[PROVIDED INFORMATION Boundary: Start]
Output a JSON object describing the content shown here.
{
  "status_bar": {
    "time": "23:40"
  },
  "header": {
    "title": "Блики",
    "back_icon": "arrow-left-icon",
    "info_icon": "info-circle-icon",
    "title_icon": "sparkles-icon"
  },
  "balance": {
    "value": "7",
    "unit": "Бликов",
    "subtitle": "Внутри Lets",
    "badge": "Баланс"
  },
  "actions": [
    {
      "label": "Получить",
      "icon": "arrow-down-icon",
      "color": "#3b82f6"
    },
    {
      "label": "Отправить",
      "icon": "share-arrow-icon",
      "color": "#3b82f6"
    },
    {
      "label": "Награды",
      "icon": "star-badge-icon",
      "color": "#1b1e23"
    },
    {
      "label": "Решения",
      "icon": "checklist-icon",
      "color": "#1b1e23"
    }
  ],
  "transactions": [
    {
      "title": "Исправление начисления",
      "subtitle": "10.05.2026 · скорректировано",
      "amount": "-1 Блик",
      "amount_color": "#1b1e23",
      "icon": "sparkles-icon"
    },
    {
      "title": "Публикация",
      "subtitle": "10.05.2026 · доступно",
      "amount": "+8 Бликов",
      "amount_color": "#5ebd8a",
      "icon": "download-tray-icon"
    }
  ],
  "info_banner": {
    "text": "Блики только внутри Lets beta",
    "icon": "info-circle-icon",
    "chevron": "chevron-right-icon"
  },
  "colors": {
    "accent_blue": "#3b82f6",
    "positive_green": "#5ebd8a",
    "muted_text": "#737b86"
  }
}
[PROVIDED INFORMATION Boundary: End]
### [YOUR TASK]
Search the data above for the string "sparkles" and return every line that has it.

### [TASK ANSWER]
    "title_icon": "sparkles-icon"
      "icon": "sparkles-icon"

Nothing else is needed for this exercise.